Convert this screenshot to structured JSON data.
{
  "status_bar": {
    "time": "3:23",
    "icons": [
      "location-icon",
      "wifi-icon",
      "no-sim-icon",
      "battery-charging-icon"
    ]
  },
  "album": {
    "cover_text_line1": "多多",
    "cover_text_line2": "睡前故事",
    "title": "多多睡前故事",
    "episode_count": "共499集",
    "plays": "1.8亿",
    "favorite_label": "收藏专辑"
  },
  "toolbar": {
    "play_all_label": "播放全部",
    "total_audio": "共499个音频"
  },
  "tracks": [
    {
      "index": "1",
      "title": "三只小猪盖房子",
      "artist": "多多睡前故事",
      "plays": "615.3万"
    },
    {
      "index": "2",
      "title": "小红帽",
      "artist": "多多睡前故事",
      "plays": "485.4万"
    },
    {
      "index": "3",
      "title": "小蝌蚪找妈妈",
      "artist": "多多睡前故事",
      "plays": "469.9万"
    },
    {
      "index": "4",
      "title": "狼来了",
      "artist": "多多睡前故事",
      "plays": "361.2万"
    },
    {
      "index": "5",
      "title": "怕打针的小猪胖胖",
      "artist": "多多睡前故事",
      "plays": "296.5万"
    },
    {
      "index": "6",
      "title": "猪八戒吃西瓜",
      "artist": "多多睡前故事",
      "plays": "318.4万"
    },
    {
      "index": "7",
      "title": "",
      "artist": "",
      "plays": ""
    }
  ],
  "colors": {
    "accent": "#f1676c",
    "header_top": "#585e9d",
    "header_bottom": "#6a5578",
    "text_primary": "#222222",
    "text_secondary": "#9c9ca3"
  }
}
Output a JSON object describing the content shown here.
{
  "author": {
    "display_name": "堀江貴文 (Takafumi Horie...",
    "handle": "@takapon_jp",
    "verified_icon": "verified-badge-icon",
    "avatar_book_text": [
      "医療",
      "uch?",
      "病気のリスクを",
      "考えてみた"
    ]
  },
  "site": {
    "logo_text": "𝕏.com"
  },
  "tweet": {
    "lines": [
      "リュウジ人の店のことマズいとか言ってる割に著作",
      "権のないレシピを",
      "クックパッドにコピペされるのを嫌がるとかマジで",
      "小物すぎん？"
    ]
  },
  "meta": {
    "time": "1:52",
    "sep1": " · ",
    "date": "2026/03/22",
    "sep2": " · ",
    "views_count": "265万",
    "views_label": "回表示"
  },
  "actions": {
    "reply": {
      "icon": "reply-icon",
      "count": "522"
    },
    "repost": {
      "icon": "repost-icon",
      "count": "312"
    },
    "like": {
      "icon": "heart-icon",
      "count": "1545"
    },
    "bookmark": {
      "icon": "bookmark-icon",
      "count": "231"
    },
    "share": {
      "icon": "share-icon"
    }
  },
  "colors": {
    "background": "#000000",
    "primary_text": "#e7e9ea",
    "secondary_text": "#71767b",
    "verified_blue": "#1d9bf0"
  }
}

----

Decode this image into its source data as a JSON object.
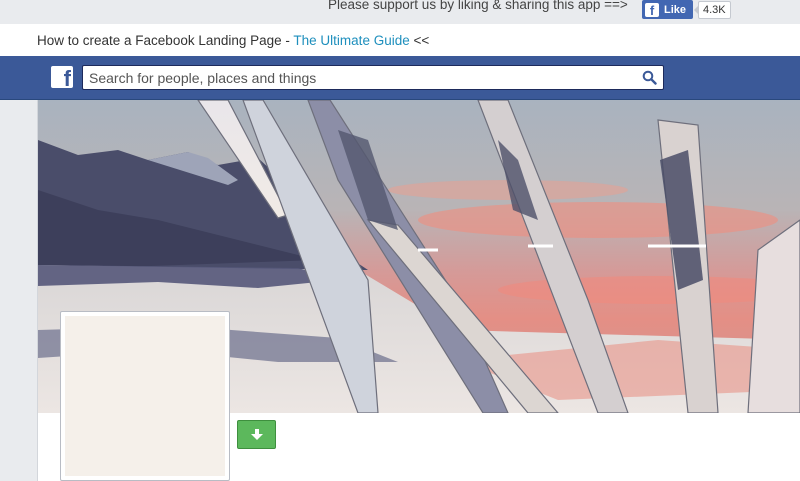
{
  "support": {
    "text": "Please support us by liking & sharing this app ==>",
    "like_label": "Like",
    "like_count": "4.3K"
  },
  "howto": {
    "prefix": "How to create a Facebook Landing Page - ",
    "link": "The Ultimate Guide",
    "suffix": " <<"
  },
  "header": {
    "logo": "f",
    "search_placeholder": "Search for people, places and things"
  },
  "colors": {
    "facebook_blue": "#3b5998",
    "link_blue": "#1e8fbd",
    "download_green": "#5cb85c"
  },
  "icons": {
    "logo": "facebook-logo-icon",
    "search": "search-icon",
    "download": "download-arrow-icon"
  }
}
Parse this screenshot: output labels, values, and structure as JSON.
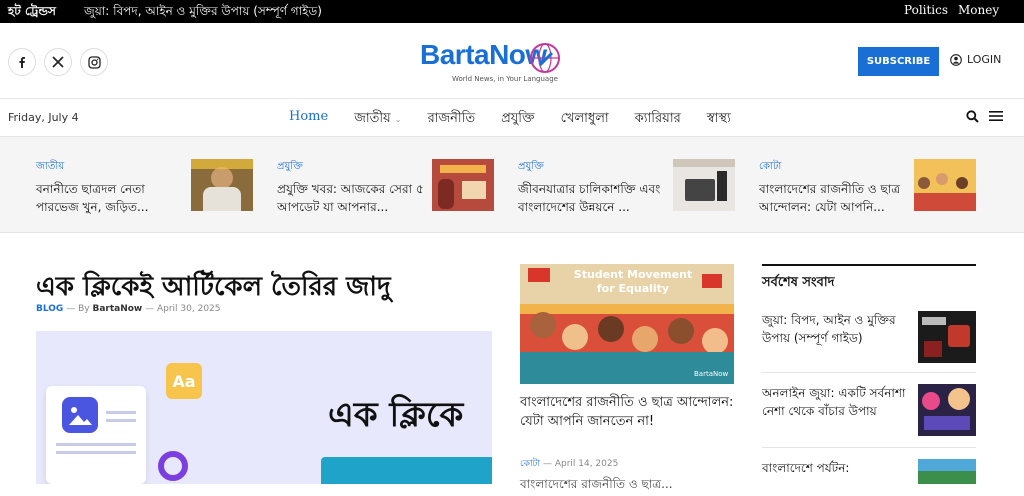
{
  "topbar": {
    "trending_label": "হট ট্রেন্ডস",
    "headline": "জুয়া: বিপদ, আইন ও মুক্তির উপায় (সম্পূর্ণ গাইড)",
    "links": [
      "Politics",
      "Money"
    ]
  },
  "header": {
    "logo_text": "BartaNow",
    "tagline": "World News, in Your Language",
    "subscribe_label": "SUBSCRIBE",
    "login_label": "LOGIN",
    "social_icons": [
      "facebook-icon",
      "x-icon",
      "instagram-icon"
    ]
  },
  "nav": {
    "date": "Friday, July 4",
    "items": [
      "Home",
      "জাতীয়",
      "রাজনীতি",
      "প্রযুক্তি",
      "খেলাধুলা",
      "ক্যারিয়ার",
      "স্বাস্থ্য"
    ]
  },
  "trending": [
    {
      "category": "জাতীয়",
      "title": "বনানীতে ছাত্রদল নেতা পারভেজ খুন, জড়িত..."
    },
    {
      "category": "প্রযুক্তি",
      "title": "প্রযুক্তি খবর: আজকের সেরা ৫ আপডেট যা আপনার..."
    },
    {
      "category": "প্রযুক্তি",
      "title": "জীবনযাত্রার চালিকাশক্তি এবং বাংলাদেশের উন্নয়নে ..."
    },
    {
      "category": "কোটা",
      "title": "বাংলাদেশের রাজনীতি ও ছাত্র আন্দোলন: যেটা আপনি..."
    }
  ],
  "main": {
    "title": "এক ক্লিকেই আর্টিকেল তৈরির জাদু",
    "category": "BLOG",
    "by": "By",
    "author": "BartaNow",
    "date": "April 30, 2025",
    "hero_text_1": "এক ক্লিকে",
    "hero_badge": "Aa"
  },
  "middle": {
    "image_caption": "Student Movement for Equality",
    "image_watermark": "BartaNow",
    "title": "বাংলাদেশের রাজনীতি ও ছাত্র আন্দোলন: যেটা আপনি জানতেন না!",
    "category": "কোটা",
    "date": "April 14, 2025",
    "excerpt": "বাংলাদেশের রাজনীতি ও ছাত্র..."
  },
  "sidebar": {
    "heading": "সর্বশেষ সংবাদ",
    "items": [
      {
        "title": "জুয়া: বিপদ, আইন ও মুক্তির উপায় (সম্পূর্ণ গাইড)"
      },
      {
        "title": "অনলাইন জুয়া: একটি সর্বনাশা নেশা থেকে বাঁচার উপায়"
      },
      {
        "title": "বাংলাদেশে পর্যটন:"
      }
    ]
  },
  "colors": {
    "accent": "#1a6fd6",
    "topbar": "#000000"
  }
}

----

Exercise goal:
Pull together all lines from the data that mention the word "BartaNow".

The answer:
    "logo_text": "BartaNow",
    "author": "BartaNow",
    "image_watermark": "BartaNow",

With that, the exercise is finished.